— Instructions for the task —
The output must be the data, printed exactly as written.

----------------------------------------

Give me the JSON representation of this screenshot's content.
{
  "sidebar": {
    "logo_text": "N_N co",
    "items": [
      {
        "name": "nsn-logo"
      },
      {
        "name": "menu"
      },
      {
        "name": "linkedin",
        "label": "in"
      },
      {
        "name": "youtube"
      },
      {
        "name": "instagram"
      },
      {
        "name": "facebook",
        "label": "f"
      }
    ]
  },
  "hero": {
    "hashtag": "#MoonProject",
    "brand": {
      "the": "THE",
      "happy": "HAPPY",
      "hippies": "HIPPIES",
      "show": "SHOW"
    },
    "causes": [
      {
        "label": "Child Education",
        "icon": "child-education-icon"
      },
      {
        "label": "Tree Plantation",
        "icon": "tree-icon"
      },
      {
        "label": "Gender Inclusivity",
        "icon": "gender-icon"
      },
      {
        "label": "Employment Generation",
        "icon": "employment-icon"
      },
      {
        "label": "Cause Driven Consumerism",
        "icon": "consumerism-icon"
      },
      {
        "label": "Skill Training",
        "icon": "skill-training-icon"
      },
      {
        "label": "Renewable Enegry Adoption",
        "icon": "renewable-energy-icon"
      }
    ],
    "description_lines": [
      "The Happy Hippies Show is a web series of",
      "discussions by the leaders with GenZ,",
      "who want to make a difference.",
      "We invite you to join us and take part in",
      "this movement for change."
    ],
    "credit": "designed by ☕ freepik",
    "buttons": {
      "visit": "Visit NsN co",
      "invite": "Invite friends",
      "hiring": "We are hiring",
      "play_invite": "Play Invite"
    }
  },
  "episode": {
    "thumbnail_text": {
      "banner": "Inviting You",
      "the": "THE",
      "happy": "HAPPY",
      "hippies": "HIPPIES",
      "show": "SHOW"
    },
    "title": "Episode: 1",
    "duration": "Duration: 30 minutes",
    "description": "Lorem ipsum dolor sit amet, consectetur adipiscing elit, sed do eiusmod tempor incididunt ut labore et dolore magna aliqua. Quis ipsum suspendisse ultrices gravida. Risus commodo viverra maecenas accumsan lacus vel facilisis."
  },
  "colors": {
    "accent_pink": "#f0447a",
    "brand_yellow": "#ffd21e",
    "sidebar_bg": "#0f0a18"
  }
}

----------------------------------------

— Reply —
Give me the JSON representation of this screenshot's content.
{
  "sidebar": {
    "logo_text": "N_N co",
    "items": [
      {
        "name": "nsn-logo"
      },
      {
        "name": "menu"
      },
      {
        "name": "linkedin",
        "label": "in"
      },
      {
        "name": "youtube"
      },
      {
        "name": "instagram"
      },
      {
        "name": "facebook",
        "label": "f"
      }
    ]
  },
  "hero": {
    "hashtag": "#MoonProject",
    "brand": {
      "the": "THE",
      "happy": "HAPPY",
      "hippies": "HIPPIES",
      "show": "SHOW"
    },
    "causes": [
      {
        "label": "Child Education",
        "icon": "child-education-icon"
      },
      {
        "label": "Tree Plantation",
        "icon": "tree-icon"
      },
      {
        "label": "Gender Inclusivity",
        "icon": "gender-icon"
      },
      {
        "label": "Employment Generation",
        "icon": "employment-icon"
      },
      {
        "label": "Cause Driven Consumerism",
        "icon": "consumerism-icon"
      },
      {
        "label": "Skill Training",
        "icon": "skill-training-icon"
      },
      {
        "label": "Renewable Enegry Adoption",
        "icon": "renewable-energy-icon"
      }
    ],
    "description_lines": [
      "The Happy Hippies Show is a web series of",
      "discussions by the leaders with GenZ,",
      "who want to make a difference.",
      "We invite you to join us and take part in",
      "this movement for change."
    ],
    "credit": "designed by ☕ freepik",
    "buttons": {
      "visit": "Visit NsN co",
      "invite": "Invite friends",
      "hiring": "We are hiring",
      "play_invite": "Play Invite"
    }
  },
  "episode": {
    "thumbnail_text": {
      "banner": "Inviting You",
      "the": "THE",
      "happy": "HAPPY",
      "hippies": "HIPPIES",
      "show": "SHOW"
    },
    "title": "Episode: 1",
    "duration": "Duration: 30 minutes",
    "description": "Lorem ipsum dolor sit amet, consectetur adipiscing elit, sed do eiusmod tempor incididunt ut labore et dolore magna aliqua. Quis ipsum suspendisse ultrices gravida. Risus commodo viverra maecenas accumsan lacus vel facilisis."
  },
  "colors": {
    "accent_pink": "#f0447a",
    "brand_yellow": "#ffd21e",
    "sidebar_bg": "#0f0a18"
  }
}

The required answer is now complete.